## Required action:
Repeat each record exactly as written, and drop any images.

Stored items

↓↓↓

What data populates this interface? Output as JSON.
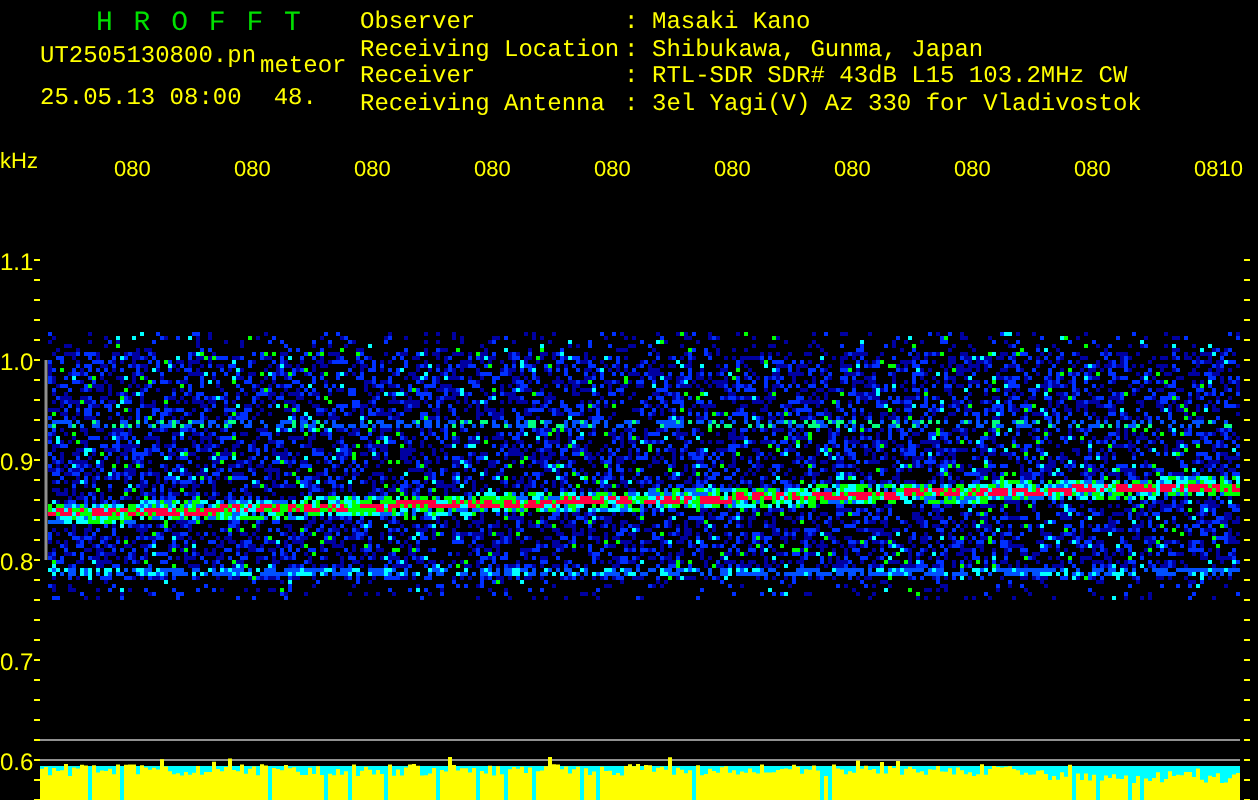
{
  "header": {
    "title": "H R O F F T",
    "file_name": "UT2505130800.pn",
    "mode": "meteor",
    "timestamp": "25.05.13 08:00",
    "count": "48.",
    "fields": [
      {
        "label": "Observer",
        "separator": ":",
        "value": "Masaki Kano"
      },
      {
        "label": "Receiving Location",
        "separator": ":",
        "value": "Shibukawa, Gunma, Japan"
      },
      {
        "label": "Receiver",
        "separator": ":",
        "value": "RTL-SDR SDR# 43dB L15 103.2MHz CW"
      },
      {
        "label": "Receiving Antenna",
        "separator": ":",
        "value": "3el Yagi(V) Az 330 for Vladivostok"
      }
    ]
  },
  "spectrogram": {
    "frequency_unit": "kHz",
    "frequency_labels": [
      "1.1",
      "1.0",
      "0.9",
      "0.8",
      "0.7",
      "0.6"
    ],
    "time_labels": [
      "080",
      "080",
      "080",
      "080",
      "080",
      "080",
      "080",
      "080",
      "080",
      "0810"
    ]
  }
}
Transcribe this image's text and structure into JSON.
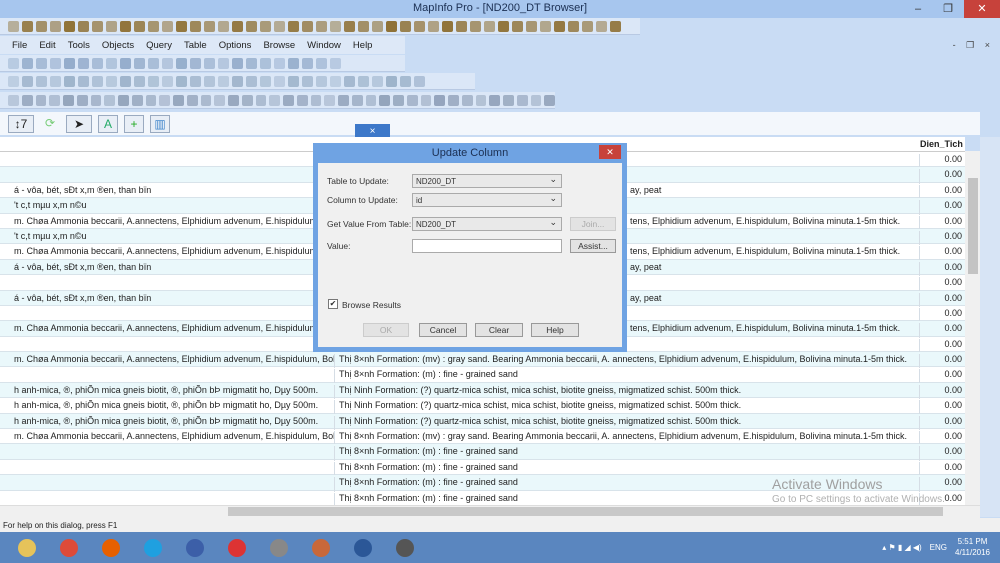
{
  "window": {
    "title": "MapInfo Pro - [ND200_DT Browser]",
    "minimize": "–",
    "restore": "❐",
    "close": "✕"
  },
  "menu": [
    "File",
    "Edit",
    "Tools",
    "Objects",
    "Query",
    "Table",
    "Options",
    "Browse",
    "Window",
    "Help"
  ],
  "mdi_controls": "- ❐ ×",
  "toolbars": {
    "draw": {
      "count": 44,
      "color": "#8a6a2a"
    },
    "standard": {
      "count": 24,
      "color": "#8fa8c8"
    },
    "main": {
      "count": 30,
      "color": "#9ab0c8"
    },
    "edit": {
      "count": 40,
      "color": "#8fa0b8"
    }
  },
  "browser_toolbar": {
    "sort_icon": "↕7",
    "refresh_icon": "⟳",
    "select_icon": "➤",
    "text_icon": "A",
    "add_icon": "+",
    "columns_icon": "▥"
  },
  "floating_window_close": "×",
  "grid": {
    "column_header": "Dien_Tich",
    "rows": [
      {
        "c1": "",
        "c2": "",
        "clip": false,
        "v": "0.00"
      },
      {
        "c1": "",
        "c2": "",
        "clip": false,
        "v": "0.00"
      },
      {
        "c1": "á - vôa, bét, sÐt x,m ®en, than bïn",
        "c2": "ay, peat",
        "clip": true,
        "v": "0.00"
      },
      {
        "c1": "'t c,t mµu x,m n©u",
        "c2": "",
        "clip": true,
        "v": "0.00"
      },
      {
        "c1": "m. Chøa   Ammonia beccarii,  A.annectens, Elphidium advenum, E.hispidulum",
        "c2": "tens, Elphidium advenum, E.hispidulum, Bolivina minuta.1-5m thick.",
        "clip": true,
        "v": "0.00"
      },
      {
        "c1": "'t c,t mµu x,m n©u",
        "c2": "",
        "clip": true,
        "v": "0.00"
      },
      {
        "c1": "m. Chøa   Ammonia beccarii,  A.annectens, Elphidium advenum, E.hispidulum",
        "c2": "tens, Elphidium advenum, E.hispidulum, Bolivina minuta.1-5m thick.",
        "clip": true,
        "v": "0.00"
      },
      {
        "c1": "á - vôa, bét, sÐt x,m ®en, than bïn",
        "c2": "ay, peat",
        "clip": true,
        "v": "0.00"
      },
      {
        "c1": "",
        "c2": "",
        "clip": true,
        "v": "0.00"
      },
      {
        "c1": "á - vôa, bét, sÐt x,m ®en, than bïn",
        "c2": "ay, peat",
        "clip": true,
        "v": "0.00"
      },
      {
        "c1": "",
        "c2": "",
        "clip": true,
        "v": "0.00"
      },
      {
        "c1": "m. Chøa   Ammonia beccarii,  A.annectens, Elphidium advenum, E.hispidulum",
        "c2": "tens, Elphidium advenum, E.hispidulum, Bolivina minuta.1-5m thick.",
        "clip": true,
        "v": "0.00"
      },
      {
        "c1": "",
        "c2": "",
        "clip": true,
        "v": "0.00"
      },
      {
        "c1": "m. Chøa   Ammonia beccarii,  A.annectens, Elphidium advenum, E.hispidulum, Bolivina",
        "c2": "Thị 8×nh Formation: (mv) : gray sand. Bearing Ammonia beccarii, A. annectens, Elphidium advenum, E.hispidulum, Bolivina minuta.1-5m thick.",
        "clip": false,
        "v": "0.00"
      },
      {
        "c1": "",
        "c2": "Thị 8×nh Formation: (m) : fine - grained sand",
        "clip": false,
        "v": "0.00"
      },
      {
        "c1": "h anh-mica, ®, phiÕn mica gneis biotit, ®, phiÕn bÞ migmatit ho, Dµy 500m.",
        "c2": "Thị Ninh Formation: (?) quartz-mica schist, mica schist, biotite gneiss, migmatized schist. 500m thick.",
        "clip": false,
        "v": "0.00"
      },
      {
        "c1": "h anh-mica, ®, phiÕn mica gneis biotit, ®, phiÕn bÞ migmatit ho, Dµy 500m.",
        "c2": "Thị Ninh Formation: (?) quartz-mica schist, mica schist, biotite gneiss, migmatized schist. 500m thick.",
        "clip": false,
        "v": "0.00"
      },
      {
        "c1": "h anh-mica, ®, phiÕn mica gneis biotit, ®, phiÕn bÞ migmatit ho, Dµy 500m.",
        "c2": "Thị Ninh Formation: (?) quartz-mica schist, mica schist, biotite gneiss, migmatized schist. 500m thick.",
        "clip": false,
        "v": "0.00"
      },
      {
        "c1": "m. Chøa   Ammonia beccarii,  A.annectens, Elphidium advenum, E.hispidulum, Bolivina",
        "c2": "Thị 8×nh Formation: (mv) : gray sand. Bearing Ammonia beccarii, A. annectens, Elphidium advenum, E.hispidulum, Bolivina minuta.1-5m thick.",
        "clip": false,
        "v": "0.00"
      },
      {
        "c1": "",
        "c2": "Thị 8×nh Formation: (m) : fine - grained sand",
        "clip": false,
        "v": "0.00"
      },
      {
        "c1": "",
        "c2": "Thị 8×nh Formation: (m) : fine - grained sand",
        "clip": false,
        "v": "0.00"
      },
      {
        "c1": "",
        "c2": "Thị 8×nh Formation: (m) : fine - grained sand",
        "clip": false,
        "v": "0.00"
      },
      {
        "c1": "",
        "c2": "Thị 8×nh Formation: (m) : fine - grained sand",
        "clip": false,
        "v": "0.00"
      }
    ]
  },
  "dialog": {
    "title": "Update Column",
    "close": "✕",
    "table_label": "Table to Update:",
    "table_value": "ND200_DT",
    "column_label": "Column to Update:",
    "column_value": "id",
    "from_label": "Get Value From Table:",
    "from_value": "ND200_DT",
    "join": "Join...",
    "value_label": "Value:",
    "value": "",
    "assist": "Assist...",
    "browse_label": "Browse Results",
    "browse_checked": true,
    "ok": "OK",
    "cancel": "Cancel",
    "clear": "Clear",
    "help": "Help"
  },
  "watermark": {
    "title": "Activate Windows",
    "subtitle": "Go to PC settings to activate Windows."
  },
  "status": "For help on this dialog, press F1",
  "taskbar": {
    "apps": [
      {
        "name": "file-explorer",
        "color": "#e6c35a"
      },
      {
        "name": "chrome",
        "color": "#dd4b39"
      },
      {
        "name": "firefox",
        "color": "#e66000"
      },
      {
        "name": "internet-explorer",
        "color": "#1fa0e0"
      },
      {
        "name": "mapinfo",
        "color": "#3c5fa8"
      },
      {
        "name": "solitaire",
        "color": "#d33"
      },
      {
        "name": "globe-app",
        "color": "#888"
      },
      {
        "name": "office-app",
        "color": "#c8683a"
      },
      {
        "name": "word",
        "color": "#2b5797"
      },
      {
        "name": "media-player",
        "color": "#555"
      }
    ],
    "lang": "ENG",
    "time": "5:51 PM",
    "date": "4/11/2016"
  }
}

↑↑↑

## Reply to the exercise:
What data populates this interface? Output as JSON.
{
  "header": {
    "title": "H R O F F T",
    "file_name": "UT2505130800.pn",
    "mode": "meteor",
    "timestamp": "25.05.13 08:00",
    "count": "48.",
    "fields": [
      {
        "label": "Observer",
        "separator": ":",
        "value": "Masaki Kano"
      },
      {
        "label": "Receiving Location",
        "separator": ":",
        "value": "Shibukawa, Gunma, Japan"
      },
      {
        "label": "Receiver",
        "separator": ":",
        "value": "RTL-SDR SDR# 43dB L15 103.2MHz CW"
      },
      {
        "label": "Receiving Antenna",
        "separator": ":",
        "value": "3el Yagi(V) Az 330 for Vladivostok"
      }
    ]
  },
  "spectrogram": {
    "frequency_unit": "kHz",
    "frequency_labels": [
      "1.1",
      "1.0",
      "0.9",
      "0.8",
      "0.7",
      "0.6"
    ],
    "time_labels": [
      "080",
      "080",
      "080",
      "080",
      "080",
      "080",
      "080",
      "080",
      "080",
      "0810"
    ]
  }
}
Transcribe this image's text and structure into JSON.
{
  "window": {
    "title": "MapInfo Pro - [ND200_DT Browser]",
    "minimize": "–",
    "restore": "❐",
    "close": "✕"
  },
  "menu": [
    "File",
    "Edit",
    "Tools",
    "Objects",
    "Query",
    "Table",
    "Options",
    "Browse",
    "Window",
    "Help"
  ],
  "mdi_controls": "- ❐ ×",
  "toolbars": {
    "draw": {
      "count": 44,
      "color": "#8a6a2a"
    },
    "standard": {
      "count": 24,
      "color": "#8fa8c8"
    },
    "main": {
      "count": 30,
      "color": "#9ab0c8"
    },
    "edit": {
      "count": 40,
      "color": "#8fa0b8"
    }
  },
  "browser_toolbar": {
    "sort_icon": "↕7",
    "refresh_icon": "⟳",
    "select_icon": "➤",
    "text_icon": "A",
    "add_icon": "+",
    "columns_icon": "▥"
  },
  "floating_window_close": "×",
  "grid": {
    "column_header": "Dien_Tich",
    "rows": [
      {
        "c1": "",
        "c2": "",
        "clip": false,
        "v": "0.00"
      },
      {
        "c1": "",
        "c2": "",
        "clip": false,
        "v": "0.00"
      },
      {
        "c1": "á - vôa, bét, sÐt x,m ®en, than bïn",
        "c2": "ay, peat",
        "clip": true,
        "v": "0.00"
      },
      {
        "c1": "'t c,t mµu x,m n©u",
        "c2": "",
        "clip": true,
        "v": "0.00"
      },
      {
        "c1": "m. Chøa   Ammonia beccarii,  A.annectens, Elphidium advenum, E.hispidulum",
        "c2": "tens, Elphidium advenum, E.hispidulum, Bolivina minuta.1-5m thick.",
        "clip": true,
        "v": "0.00"
      },
      {
        "c1": "'t c,t mµu x,m n©u",
        "c2": "",
        "clip": true,
        "v": "0.00"
      },
      {
        "c1": "m. Chøa   Ammonia beccarii,  A.annectens, Elphidium advenum, E.hispidulum",
        "c2": "tens, Elphidium advenum, E.hispidulum, Bolivina minuta.1-5m thick.",
        "clip": true,
        "v": "0.00"
      },
      {
        "c1": "á - vôa, bét, sÐt x,m ®en, than bïn",
        "c2": "ay, peat",
        "clip": true,
        "v": "0.00"
      },
      {
        "c1": "",
        "c2": "",
        "clip": true,
        "v": "0.00"
      },
      {
        "c1": "á - vôa, bét, sÐt x,m ®en, than bïn",
        "c2": "ay, peat",
        "clip": true,
        "v": "0.00"
      },
      {
        "c1": "",
        "c2": "",
        "clip": true,
        "v": "0.00"
      },
      {
        "c1": "m. Chøa   Ammonia beccarii,  A.annectens, Elphidium advenum, E.hispidulum",
        "c2": "tens, Elphidium advenum, E.hispidulum, Bolivina minuta.1-5m thick.",
        "clip": true,
        "v": "0.00"
      },
      {
        "c1": "",
        "c2": "",
        "clip": true,
        "v": "0.00"
      },
      {
        "c1": "m. Chøa   Ammonia beccarii,  A.annectens, Elphidium advenum, E.hispidulum, Bolivina",
        "c2": "Thị 8×nh Formation: (mv) : gray sand. Bearing Ammonia beccarii, A. annectens, Elphidium advenum, E.hispidulum, Bolivina minuta.1-5m thick.",
        "clip": false,
        "v": "0.00"
      },
      {
        "c1": "",
        "c2": "Thị 8×nh Formation: (m) : fine - grained sand",
        "clip": false,
        "v": "0.00"
      },
      {
        "c1": "h anh-mica, ®, phiÕn mica gneis biotit, ®, phiÕn bÞ migmatit ho, Dµy 500m.",
        "c2": "Thị Ninh Formation: (?) quartz-mica schist, mica schist, biotite gneiss, migmatized schist. 500m thick.",
        "clip": false,
        "v": "0.00"
      },
      {
        "c1": "h anh-mica, ®, phiÕn mica gneis biotit, ®, phiÕn bÞ migmatit ho, Dµy 500m.",
        "c2": "Thị Ninh Formation: (?) quartz-mica schist, mica schist, biotite gneiss, migmatized schist. 500m thick.",
        "clip": false,
        "v": "0.00"
      },
      {
        "c1": "h anh-mica, ®, phiÕn mica gneis biotit, ®, phiÕn bÞ migmatit ho, Dµy 500m.",
        "c2": "Thị Ninh Formation: (?) quartz-mica schist, mica schist, biotite gneiss, migmatized schist. 500m thick.",
        "clip": false,
        "v": "0.00"
      },
      {
        "c1": "m. Chøa   Ammonia beccarii,  A.annectens, Elphidium advenum, E.hispidulum, Bolivina",
        "c2": "Thị 8×nh Formation: (mv) : gray sand. Bearing Ammonia beccarii, A. annectens, Elphidium advenum, E.hispidulum, Bolivina minuta.1-5m thick.",
        "clip": false,
        "v": "0.00"
      },
      {
        "c1": "",
        "c2": "Thị 8×nh Formation: (m) : fine - grained sand",
        "clip": false,
        "v": "0.00"
      },
      {
        "c1": "",
        "c2": "Thị 8×nh Formation: (m) : fine - grained sand",
        "clip": false,
        "v": "0.00"
      },
      {
        "c1": "",
        "c2": "Thị 8×nh Formation: (m) : fine - grained sand",
        "clip": false,
        "v": "0.00"
      },
      {
        "c1": "",
        "c2": "Thị 8×nh Formation: (m) : fine - grained sand",
        "clip": false,
        "v": "0.00"
      }
    ]
  },
  "dialog": {
    "title": "Update Column",
    "close": "✕",
    "table_label": "Table to Update:",
    "table_value": "ND200_DT",
    "column_label": "Column to Update:",
    "column_value": "id",
    "from_label": "Get Value From Table:",
    "from_value": "ND200_DT",
    "join": "Join...",
    "value_label": "Value:",
    "value": "",
    "assist": "Assist...",
    "browse_label": "Browse Results",
    "browse_checked": true,
    "ok": "OK",
    "cancel": "Cancel",
    "clear": "Clear",
    "help": "Help"
  },
  "watermark": {
    "title": "Activate Windows",
    "subtitle": "Go to PC settings to activate Windows."
  },
  "status": "For help on this dialog, press F1",
  "taskbar": {
    "apps": [
      {
        "name": "file-explorer",
        "color": "#e6c35a"
      },
      {
        "name": "chrome",
        "color": "#dd4b39"
      },
      {
        "name": "firefox",
        "color": "#e66000"
      },
      {
        "name": "internet-explorer",
        "color": "#1fa0e0"
      },
      {
        "name": "mapinfo",
        "color": "#3c5fa8"
      },
      {
        "name": "solitaire",
        "color": "#d33"
      },
      {
        "name": "globe-app",
        "color": "#888"
      },
      {
        "name": "office-app",
        "color": "#c8683a"
      },
      {
        "name": "word",
        "color": "#2b5797"
      },
      {
        "name": "media-player",
        "color": "#555"
      }
    ],
    "lang": "ENG",
    "time": "5:51 PM",
    "date": "4/11/2016"
  }
}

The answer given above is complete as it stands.